“What happens is that the Delta F508 protein is made just fine,” says Kauffman. But the correct 3-dimensional folding process that normally follows goes awry. The body in turn detects the misfolded CFTR proteins and discards them as it normally does to protect the body from abnormal proteins. “The problem is that less than five percent of the Delta F508 ever makes it to the surface, so people with CF have a level of CFTR maybe 20- to 50-fold lower than normal, which is why you get the disease. The little bit that gets to the surface also doesn’t function as well as the normal protein.”
Any new therapy doesn’t have to be 100 percent effective, he adds. Even a 20 percent to 25 percent increase in CFTR would probably trigger a considerable improvement in patients.
Understanding the structure of CFTR gives Epix an inside track in developing a therapy that can make the protein work properly, eliminating those symptoms.
“We create our own computer-derived model we think is right,” says Kauffman. “Essentially, we’re trying to replace X-ray crystallography.”
To illustrate what he’s talking about, Kauffman frequently uses an analogy of examining a lock – the drug target -- to come up with a key – the drug. “If you know the structure inside the lock, it’s far easier to make a key.” That’s a far different approach than high-throughput screening technology, where you try a few hundred thousand keys to see which ones best fit the lock.
Epix developed the technology around G protein-coupled (GPCR) receptors that play a role in some ‘big’ diseases like Alzheimer’s. And the company has developed partnerships with the likes of GlaxoSmithKline and Amgen to advance new therapies into mid-stage clinical development.
The Cystic Fibrosis Foundation “came to us and said, Can you modify your technology so you can come up with a 3D structure of what this ion channel protein looks like and use this structure to come up with new drugs to treat cystic fibrosis?” recalls Kauffman. “Ion channels have a different structure than GPCRs, but both traverse the cell membrane, which makes them very difficult to crystallize. But they do have certain properties in common.”
Over the past 10 years, the Foundation has pumped $300 million into research programs.
And it isn’t hard to find other examples of non-profits stepping in to help fund early-stage research work. The Boston Globe recently concluded that the disease foundations provided $75 million to drug developers last year, up from only $7 million in 2000.
Aside from the CF program, Epix has a number of irons in the fire as it pursues a total of five clinical development programs.
Kauffman just killed off a mid-stage development program in depression after failing to come up with the kind of compelling data needed to justify continued clinical work. That program is up on the auction block.
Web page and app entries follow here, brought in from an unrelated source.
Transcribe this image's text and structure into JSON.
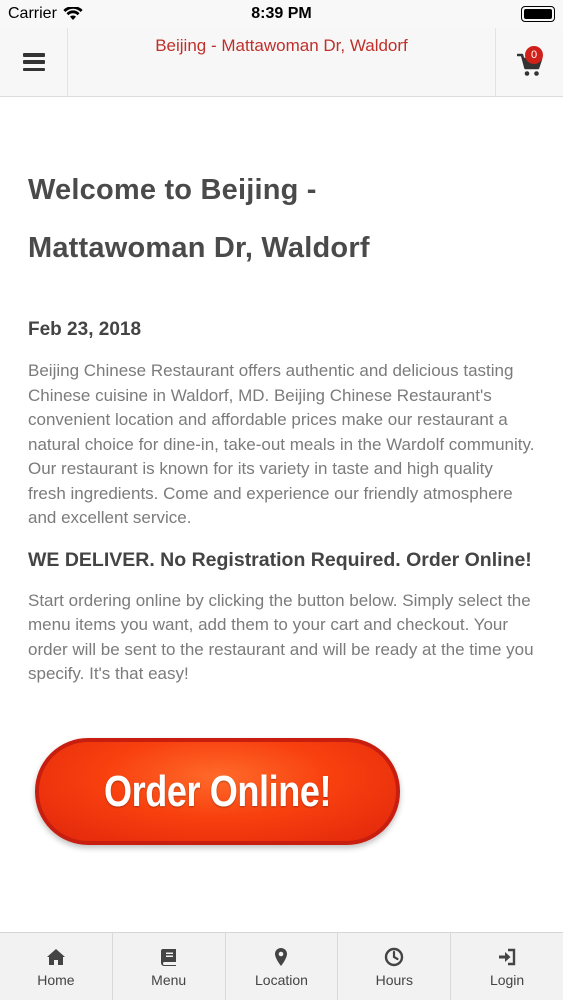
{
  "status_bar": {
    "carrier": "Carrier",
    "time": "8:39 PM"
  },
  "header": {
    "title": "Beijing - Mattawoman Dr, Waldorf",
    "cart_count": "0",
    "title_color": "#c0302a"
  },
  "content": {
    "title_line1": "Welcome to Beijing -",
    "title_line2": "Mattawoman Dr, Waldorf",
    "date": "Feb 23, 2018",
    "body": "Beijing Chinese Restaurant offers authentic and delicious tasting Chinese cuisine in Waldorf, MD.  Beijing Chinese Restaurant's convenient location and affordable prices make our restaurant a natural choice for dine-in, take-out meals in the Wardolf  community. Our restaurant is known for its variety in taste and high quality fresh ingredients. Come and experience our friendly atmosphere and excellent service.",
    "deliver_heading": "WE DELIVER. No Registration Required. Order Online!",
    "instructions": "Start ordering online by clicking the button below. Simply select the menu items you want, add them to your cart and checkout. Your order will be sent to the restaurant and will be ready at the time you specify. It's that easy!",
    "order_button_label": "Order Online!"
  },
  "tabs": [
    {
      "label": "Home",
      "icon": "home-icon"
    },
    {
      "label": "Menu",
      "icon": "book-icon"
    },
    {
      "label": "Location",
      "icon": "map-pin-icon"
    },
    {
      "label": "Hours",
      "icon": "clock-icon"
    },
    {
      "label": "Login",
      "icon": "sign-in-icon"
    }
  ]
}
And while Kauffman points to its added potential in pain and memory loss on top of depression, he also is realistic about its potential following a mid-stage trial failure.
But Kauffman believes the company can easily overshadow that setback with a new review of its crucial Vasovist Phase III program, an imaging agent already approved in 33 countries but long stymied at the FDA. Essentially, says Kauffman, the FDA handed the company a “non-decision” in an approvable letter. It took some time, but Epix got the clarification it needed to provide specific data to the FDA and Kauffman says its amended NDA for the FDA could come mid-year with a decision by the agency at the end of this year.
Epix already has a profit-sharing deal on Vasovist. But Kauffman says the company “will likely monetize the asset. We won’t wait for a profit share to pay off; near term cash is more important.”